Blu-ray has been widely regarded as a reference-point disc for home viewing. It was clear that the benefits of capturing high-resolution imagery on 65mm negative were retained and embedded in the digital file.
Using this approach in Samsara, but this time outputting to DCP for theatrical exhibition, was a great way to go for us, and the conversion of theaters to digital, and now 4K projection has been timely. We will also output to Blu-ray after the theatrical release and be ready for other new emerging technologies such as 4K home theater systems. In addition we have also been able to output stunning 35mm print elements from the 4K DI.
Over the course of these films we have developed a compact, efficient set of tools that are moveable but also give us great flexibility. We carried 30' of dolly track and had a small jib arm that provided about 12' of lift, two cameras, the Panavision Super 70 for standard frame rates and above, and the motion control time-lapse camera designed by Ron for the time-lapse sequences. We also had an auxiliary Norris motor that we could use with the Panavision to run at time-lapse frame rates for added flexibility. Working with a really small crew of five, and sometimes four, we shot mostly in natural light but carried a small lighting package and had some sound recording capability as well.
We were out collecting imagery for about three years, then came back and started the editing process. There are several key elements in the way the film is structured, but within that broad framework there are many ways it can go together. Because this is nonfiction imagery, it brings with it a kind of essence and energy, and evaluating the reality of the imagery in its totality points you hopefully towards the best end structure. In some ways our job is to find the film within the material.
We chose to edit the film in silence, unlike Baraka, and addressed the music after the film was completely edited. It was a severe process in some ways but forced us to really be efficient with the use of the footage and get the film working visually and structurally before bringing in the music. Our composers, Michael Stearns, Lisa Gerrard, and Marcello De Francisci, then did a phenomenal job of adding layers and depth to the viewing experience. Their contributions brought the film to a level that we could not have contemplated. Music is the emotional guide in these films and serves as a
main character, equal in importance to the imagery. Scoring the edited sequences after they are constructed also means that the music works as a whole. We do not want to augment every edit with a musical highlight or micro-manage an emotional commentary.
We edited the film in short sequences, usually three to four minutes, of like material and subject matter.
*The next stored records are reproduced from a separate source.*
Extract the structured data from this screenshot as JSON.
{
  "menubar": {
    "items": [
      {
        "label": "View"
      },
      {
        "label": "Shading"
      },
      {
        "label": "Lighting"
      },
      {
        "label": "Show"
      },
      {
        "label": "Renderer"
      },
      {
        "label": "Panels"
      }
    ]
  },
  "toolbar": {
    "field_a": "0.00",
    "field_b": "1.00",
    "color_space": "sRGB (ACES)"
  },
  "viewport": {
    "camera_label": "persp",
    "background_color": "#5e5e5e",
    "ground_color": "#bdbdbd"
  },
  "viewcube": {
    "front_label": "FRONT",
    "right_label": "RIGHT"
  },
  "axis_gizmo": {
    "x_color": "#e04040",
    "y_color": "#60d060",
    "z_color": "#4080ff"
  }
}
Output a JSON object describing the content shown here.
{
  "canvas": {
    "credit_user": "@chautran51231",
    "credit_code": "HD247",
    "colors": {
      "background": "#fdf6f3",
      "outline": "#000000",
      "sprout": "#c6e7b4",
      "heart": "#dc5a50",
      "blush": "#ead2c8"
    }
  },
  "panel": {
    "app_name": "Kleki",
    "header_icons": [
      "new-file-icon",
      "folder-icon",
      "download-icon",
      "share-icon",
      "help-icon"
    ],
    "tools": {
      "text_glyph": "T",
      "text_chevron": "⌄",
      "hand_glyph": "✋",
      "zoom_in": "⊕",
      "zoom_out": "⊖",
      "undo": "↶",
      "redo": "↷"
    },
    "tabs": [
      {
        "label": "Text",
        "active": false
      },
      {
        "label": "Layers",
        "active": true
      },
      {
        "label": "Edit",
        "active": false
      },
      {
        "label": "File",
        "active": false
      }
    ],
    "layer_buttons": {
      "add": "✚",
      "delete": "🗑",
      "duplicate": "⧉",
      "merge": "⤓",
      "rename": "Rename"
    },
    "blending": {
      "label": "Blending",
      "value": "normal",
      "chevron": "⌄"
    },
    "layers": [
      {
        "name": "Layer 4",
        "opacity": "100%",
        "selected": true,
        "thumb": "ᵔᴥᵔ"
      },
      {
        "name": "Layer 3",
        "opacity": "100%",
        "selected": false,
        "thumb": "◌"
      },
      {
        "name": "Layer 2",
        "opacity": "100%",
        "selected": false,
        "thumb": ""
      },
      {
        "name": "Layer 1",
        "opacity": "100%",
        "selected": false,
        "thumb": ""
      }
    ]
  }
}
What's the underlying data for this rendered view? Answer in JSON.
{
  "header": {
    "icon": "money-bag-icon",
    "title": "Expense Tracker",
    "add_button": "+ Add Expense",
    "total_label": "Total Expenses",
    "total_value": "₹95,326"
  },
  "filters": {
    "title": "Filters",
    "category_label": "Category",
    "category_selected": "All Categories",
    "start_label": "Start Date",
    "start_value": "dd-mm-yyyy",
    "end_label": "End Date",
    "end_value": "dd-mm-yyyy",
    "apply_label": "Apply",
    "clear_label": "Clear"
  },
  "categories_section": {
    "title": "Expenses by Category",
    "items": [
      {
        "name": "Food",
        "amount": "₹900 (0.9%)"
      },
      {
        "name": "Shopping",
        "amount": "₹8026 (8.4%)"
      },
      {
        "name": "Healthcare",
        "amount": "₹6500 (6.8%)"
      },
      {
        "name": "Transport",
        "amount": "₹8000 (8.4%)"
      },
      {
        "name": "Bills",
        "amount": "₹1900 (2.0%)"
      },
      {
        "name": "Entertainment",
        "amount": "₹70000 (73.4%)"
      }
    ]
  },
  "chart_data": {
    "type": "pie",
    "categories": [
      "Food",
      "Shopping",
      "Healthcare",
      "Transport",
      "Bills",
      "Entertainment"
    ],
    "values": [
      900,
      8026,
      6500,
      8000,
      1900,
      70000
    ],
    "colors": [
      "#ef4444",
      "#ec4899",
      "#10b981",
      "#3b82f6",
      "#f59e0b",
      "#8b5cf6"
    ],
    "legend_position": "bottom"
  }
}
These sequences are the building blocks of the film and could be moved around easily to try different orders. The process is a little scary as we are working with very little that is written, but is also exciting as there are opportunities to find connections in the editing process that you could not possibly have planned. We had more of a written treatment when we made Baraka, but we departed from it in the end based on the reality of the imagery we had. Having been through
that, we were somewhat more relaxed with Samsara. Ultimately in this kind of filmmaking, it is the reality of the imagery that you have that you make the film with, not a detailed written storyboard or treatment. We are true to the aim and themes of Samsara but have allowed it to be expressed in an intuitive way based on the sequences and the way they connect together.
The goal is to create a seamless flow that moves you through the film and maintains a kind of inner feeling that is not interrupted by a sense that the filmmakers are imposing a judgment, political point of view, or a belief system on the viewer-rather, letting the essence of the imagery reveal itself. It is meant to be a journey that leaves space for the viewers to bring some of their own inner dialogue to the experience.
Samsara opens August 24 in New York and August 31 in Los Angeles.
Mark Magidson is producer and with director Ron Fricke, editor and writer, of Samsara.